### [ACTIVITY]
Using the data below, copy out all lines with the word "from".

Website and app data records

+ + + + + + +

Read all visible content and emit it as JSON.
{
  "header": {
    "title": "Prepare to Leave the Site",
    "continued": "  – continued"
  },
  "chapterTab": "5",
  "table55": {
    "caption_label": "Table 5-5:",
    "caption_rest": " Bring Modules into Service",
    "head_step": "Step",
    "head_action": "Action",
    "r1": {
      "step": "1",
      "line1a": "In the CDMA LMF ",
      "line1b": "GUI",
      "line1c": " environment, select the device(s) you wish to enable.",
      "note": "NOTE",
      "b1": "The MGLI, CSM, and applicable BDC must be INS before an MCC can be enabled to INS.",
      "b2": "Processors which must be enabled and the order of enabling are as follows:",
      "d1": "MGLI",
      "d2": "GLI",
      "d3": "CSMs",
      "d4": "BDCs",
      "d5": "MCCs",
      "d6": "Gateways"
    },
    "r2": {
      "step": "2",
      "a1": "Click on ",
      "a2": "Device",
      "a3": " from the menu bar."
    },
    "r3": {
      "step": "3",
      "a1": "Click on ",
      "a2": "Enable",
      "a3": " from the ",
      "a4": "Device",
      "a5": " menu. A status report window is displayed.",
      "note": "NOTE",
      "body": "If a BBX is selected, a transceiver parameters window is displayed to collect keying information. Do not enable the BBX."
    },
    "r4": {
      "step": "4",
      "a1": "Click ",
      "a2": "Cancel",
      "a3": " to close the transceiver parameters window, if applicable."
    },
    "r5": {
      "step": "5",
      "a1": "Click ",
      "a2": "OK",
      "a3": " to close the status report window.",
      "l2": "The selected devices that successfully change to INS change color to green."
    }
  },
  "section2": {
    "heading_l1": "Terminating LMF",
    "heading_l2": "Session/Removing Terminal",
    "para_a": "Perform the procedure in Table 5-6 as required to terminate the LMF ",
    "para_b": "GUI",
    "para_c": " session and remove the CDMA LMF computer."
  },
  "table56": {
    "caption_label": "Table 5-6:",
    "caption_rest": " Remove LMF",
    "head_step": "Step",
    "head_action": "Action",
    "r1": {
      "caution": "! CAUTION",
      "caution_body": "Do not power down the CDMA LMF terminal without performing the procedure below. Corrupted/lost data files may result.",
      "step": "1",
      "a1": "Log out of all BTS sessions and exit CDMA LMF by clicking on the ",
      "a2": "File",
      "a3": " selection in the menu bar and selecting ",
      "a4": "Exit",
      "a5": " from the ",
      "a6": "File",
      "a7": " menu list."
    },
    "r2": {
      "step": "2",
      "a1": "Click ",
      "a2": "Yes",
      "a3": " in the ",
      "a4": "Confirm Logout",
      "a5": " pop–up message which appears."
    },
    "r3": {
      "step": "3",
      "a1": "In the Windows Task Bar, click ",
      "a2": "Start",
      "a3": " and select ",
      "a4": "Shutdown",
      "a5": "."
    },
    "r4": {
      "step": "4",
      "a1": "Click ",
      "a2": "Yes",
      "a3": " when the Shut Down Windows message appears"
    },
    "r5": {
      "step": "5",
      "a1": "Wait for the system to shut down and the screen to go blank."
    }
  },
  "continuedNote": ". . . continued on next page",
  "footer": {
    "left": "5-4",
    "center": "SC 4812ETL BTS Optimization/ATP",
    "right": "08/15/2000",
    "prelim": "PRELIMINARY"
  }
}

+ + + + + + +

### [RESPONSE TO THIS EXERCISE]
      "a3": " from the menu bar."
      "a3": " from the ",
      "a5": " from the ",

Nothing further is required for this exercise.